Google recently unveiled a new feature on its Pixel 3 phone: “kiss detection,” which automatically snaps a photo when it can sense two people attempting to take a kissing pic.
Pixel is showing off this feature in a Pride campaign that shows photos and videos of LGBT couples using the built-in kiss cam. The upbeat ad is set to the tune of “Then He Kissed Me” by The Crystals.
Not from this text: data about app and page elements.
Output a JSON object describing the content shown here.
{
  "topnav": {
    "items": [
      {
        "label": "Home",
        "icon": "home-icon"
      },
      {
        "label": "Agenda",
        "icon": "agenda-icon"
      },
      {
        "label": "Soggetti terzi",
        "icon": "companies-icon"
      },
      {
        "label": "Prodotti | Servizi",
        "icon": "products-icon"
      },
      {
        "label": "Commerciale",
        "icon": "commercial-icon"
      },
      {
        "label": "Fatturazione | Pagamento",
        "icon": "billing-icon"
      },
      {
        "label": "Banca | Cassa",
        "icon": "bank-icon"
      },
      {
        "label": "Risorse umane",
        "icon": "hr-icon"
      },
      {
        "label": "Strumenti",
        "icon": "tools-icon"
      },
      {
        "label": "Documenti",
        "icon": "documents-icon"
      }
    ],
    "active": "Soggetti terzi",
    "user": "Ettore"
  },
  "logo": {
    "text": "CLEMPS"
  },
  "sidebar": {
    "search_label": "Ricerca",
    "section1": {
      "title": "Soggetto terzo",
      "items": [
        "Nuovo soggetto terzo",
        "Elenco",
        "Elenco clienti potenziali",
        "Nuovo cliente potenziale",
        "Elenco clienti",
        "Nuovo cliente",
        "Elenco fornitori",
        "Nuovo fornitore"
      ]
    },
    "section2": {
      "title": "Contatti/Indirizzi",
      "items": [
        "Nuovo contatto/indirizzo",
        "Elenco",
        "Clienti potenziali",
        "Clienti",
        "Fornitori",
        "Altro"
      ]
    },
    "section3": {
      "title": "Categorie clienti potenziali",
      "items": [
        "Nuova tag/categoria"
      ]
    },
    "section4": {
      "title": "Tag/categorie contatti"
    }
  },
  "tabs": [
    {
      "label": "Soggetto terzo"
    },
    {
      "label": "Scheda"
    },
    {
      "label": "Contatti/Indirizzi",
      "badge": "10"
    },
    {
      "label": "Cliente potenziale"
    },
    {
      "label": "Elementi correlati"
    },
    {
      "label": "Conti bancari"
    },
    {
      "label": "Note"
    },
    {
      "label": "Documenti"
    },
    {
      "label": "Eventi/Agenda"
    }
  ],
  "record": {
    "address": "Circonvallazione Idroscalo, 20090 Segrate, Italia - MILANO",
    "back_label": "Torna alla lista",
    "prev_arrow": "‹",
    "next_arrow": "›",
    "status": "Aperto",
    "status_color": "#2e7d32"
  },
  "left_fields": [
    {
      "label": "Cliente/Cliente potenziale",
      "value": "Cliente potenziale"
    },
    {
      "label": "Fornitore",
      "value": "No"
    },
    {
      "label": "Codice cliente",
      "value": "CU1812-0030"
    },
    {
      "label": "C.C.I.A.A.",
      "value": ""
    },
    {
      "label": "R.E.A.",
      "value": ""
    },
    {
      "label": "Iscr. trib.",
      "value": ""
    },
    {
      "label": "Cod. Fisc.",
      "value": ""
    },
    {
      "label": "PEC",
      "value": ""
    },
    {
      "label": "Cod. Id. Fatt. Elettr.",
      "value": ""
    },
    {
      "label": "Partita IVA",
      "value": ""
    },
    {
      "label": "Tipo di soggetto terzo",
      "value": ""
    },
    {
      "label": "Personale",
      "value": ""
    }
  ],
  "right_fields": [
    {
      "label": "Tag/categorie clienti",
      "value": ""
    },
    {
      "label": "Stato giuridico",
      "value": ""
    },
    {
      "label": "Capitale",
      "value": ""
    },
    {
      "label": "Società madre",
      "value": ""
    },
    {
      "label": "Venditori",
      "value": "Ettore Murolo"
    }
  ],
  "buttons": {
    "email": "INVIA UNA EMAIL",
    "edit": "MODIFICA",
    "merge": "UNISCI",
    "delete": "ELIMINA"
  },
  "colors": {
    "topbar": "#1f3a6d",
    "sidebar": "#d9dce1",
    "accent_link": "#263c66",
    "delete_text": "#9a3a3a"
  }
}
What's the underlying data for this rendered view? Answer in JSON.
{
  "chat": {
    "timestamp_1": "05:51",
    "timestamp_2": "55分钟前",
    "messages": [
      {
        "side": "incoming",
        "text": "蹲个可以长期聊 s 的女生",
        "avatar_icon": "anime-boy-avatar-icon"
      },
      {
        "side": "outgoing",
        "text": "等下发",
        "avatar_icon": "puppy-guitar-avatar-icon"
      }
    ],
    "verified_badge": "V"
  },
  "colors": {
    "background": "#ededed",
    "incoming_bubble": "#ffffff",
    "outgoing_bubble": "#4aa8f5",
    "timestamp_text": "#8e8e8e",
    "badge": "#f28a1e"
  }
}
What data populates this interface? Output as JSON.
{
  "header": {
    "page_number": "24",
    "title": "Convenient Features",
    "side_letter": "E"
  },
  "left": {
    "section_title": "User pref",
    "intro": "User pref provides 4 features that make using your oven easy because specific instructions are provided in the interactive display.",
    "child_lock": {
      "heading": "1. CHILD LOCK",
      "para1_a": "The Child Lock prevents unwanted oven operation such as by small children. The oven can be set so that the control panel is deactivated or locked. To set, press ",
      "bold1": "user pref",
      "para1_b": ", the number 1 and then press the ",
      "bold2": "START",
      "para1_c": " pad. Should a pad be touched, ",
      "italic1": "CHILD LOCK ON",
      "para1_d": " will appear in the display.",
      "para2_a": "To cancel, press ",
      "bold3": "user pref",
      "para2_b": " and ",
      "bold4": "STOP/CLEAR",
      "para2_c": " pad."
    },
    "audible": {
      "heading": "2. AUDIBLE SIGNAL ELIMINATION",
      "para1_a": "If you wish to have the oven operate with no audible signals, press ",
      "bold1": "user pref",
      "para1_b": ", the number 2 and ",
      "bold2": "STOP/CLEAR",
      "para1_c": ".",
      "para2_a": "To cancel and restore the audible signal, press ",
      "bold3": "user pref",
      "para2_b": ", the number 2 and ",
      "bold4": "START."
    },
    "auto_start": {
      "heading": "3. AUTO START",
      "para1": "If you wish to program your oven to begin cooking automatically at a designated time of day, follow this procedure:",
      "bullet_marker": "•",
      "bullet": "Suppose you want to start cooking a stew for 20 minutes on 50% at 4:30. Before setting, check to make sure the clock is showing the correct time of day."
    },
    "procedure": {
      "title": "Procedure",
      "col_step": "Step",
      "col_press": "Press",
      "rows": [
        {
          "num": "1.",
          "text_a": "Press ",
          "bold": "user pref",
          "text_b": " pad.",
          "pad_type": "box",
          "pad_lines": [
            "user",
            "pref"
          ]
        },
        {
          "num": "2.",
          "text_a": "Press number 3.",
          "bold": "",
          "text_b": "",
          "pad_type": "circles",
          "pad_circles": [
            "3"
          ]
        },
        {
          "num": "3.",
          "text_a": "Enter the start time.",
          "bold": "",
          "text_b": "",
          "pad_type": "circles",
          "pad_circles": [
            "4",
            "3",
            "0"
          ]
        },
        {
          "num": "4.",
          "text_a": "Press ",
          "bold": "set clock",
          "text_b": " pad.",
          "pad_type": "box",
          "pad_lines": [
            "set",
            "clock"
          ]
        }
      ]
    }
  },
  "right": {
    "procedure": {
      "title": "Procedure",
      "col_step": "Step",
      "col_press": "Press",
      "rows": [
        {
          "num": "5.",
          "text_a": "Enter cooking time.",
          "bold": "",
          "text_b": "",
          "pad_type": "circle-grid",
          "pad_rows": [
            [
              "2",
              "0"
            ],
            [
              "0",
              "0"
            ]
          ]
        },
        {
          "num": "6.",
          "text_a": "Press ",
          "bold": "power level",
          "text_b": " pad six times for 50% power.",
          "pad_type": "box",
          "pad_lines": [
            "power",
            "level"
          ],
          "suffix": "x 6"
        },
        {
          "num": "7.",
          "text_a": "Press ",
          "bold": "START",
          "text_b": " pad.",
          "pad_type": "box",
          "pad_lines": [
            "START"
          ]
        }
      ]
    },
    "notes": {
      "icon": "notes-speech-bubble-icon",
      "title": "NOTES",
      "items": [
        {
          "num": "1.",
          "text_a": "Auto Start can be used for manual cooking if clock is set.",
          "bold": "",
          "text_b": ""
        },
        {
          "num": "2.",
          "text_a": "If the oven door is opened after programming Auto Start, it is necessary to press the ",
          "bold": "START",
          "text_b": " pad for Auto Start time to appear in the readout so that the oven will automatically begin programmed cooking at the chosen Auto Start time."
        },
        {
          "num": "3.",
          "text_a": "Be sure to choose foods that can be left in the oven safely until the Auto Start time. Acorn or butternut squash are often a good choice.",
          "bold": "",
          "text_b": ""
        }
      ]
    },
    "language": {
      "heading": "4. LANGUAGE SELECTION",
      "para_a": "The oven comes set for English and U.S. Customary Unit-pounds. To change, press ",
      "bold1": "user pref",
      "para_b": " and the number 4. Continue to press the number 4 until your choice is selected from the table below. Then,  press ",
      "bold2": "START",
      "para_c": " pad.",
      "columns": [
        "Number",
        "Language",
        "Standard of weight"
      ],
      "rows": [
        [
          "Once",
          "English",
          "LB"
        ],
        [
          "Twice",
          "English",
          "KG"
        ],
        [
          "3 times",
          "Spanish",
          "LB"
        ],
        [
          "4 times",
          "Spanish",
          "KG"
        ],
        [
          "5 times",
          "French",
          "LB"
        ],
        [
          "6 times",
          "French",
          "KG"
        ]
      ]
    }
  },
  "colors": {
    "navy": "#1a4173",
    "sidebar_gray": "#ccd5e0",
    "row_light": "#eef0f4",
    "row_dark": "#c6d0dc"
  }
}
The effort follows a project Google launched earlier this month in honor of Pride. To mark the 50th anniversary of the Stonewall riots in New York City, which sparked the modern fight for LGBT rights, Google provided a $1.5 million grant to the LGBT Community Center of New York City to create Stonewall Forever, an interactive “living monument” that contains digitized historical artifacts, oral histories capturing the early days of the movement, interviews with new voices of LGBTQ equality and more.
According to the company, volunteers from Google Creative Lab helped bring the experience to life. The idea for the online hub was inspired by the 2016 designation of Christopher Park—which sits across from the Stonewall Inn—as the first national monument dedicated to LGBT rights.
Yet Google’s various Pride efforts come as the company attempts to curb fallout from YouTube’s LGBT policies. Earlier this month, the Google-owned site came under fire for its handling of conservative comedian and commentator Steven Crowder’s homophobic jokes in videos. While YouTube blocked advertising on Crowder’s channel, it still kept his clips up, stating that his comments didn’t violate its policies.
Ahead of San Francisco’s Pride parade this weekend, Google is now reportedly warning employees to not protest against the internet giant at official company events during celebrations.